A garden of rugs that leads to pathways and fluxes of unconsciousness through green islands of stillness and introspection. Thus, also the Japanese stone garden is artificial in its essence–a plastic abstraction of real gardens. As a post-modern remark, not a simulacrum more real than reality, but a simulacrum more ideal than reality, for the concept of “ideal” establishes a standard of perfection.

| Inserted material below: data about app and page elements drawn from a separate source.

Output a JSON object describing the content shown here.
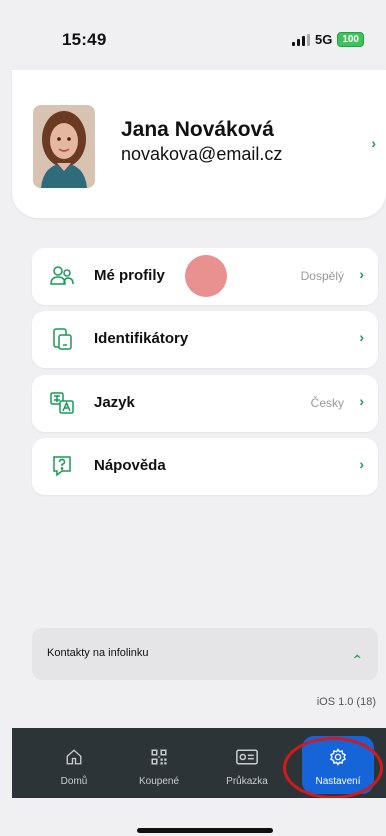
{
  "status": {
    "time": "15:49",
    "network": "5G",
    "battery": "100"
  },
  "profile": {
    "name": "Jana Nováková",
    "email": "novakova@email.cz"
  },
  "menu": [
    {
      "label": "Mé profily",
      "value": "Dospělý",
      "icon": "profiles-icon"
    },
    {
      "label": "Identifikátory",
      "value": "",
      "icon": "identifier-device-icon"
    },
    {
      "label": "Jazyk",
      "value": "Česky",
      "icon": "language-icon"
    },
    {
      "label": "Nápověda",
      "value": "",
      "icon": "help-icon"
    }
  ],
  "contacts": {
    "label": "Kontakty na infolinku"
  },
  "version": "iOS 1.0 (18)",
  "tabs": [
    {
      "label": "Domů",
      "icon": "home-icon"
    },
    {
      "label": "Koupené",
      "icon": "qr-code-icon"
    },
    {
      "label": "Průkazka",
      "icon": "id-card-icon"
    },
    {
      "label": "Nastavení",
      "icon": "gear-icon"
    }
  ],
  "colors": {
    "accent": "#1a9a57",
    "tab_active": "#1565d8",
    "tab_bar": "#2d3438",
    "highlight": "#d11a1a"
  }
}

For those who already know Erica’s artworks it is not hard to imagine words dispersed through Ma 「間」, a fundamental concept in Japanese aesthetics–the negative space that permeates the artwork, a silence not heard when in contact with our subconsciousness. That is, latent ideas and words-silence not spoken by Erica indwell this immaterial negative space–immaterial silence-space–to be filled with thoughts scribbled by the viewers in colors and inks. Apprehensible x Inapprehensible, Mental x Immaterial, Real x Ideal–such are some meaningful categories suggested by the analysis of this Garden, speaking to us of so many times, spaces and silences.

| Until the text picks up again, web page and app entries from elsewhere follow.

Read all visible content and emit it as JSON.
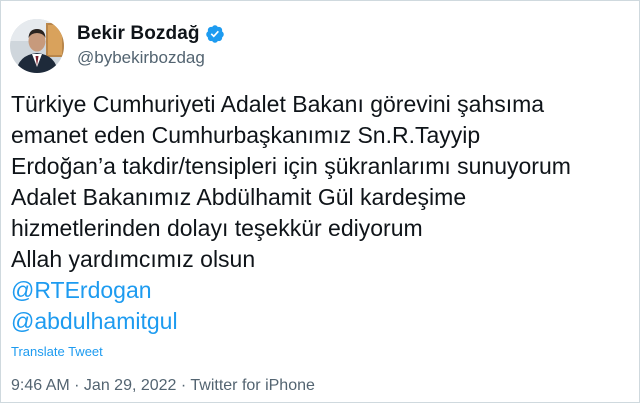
{
  "author": {
    "display_name": "Bekir Bozdağ",
    "handle": "@bybekirbozdag",
    "verified_icon": "verified-badge-icon",
    "avatar_icon": "profile-photo"
  },
  "tweet": {
    "lines": [
      "Türkiye Cumhuriyeti Adalet Bakanı görevini şahsıma",
      "emanet eden Cumhurbaşkanımız Sn.R.Tayyip",
      "Erdoğan’a takdir/tensipleri için şükranlarımı sunuyorum",
      "Adalet Bakanımız Abdülhamit Gül kardeşime",
      "hizmetlerinden dolayı teşekkür ediyorum",
      "Allah yardımcımız olsun"
    ],
    "mentions": [
      "@RTErdogan",
      "@abdulhamitgul"
    ],
    "translate_label": "Translate Tweet"
  },
  "meta": {
    "time": "9:46 AM",
    "separator": " · ",
    "date": "Jan 29, 2022",
    "source": "Twitter for iPhone"
  },
  "colors": {
    "link": "#1d9bf0",
    "text": "#0f1419",
    "secondary": "#536471"
  }
}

If the ancestral gardens evoke Wabi「侘び」and Sabi「寂び」, the Japanese concepts of elegant simplicity contained in the stone’s rustic beauty, the Gardens that here we see sensitizes us with not so noble memories, like colorful plastic trays bought at Lojas Americanas, or Andy Warhol’s pink and yellow Marilyns. Plastic might have its space in Pop Art, but here, dislocated from its context, it acquires a somewhat contradictory and ambiguous signification, in contrast to the artwork’s semantic nobility.

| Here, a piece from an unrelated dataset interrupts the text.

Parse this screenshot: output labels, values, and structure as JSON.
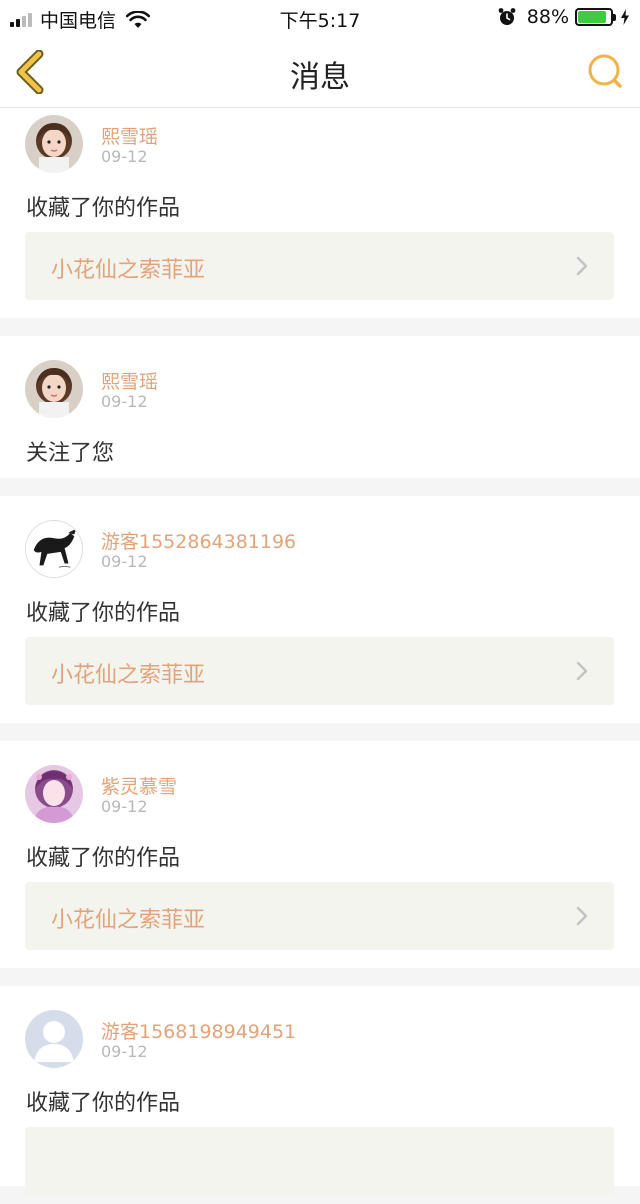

Historically stones symbolize eternity and permanence, regarded as sacred for native cultures, especially in Asia. Meanings attributed to totems and piles, and venerations paid to stones create analogies with the older people in each community, symbols of longevity and perpetuators of oral wisdom… However, in this case, there is another kind of eternity in question: that inscribed in the slow degradation of these rocks-polymers, so ambiguous, strange and artificial.
In fact, this ambiguity is a fundamental aspect of Japanese culture and aesthetics, also present in the concept Heta-Uma, from the 1980’s art: the beauty that is at the same time strange, the imperfect beauty, or the perfect with a touch of imperfection–arousing in us a feeling of shock and strangeness, like Yoshitomo Nara’s paintings.

And may we, in the end, be able to see a garden blooming sakura-words, trumpetbush-thoughts and silence-thrushes, revealing landscapes-narratives composed by the authorship of so many different sensibilities–and may this contemplation stimulate the integration between body and mind, just like Kyoto’s gardens so delicately awake our consciousness to this sensitive being-in-the-world.

Christopher Zoellner
Ph.D. Candidate of Arts and Textile Design
at Tama Art University,
Japan Tokyo, April 2011

Garden, by Erica Kaminishi

Funarte São Paulo (National Foundation of Arts) – Flávio de Carvalho Gallery
From 28th of May to 14th of August 2011.
Exhibition Opening: 28th at 10h
Open from Monday to Sunday, from 14h to 22h
Free Entrance
Address: Alameda Nothmann, 1058 – Campos Eliseos – São Paulo (SP)
Information: (11) 3662 5177
Realization Prêmio Funarte de Arte Contemporânea (Funarte Contemporary Art Prize)
Photo: Credits Nio Tatewaki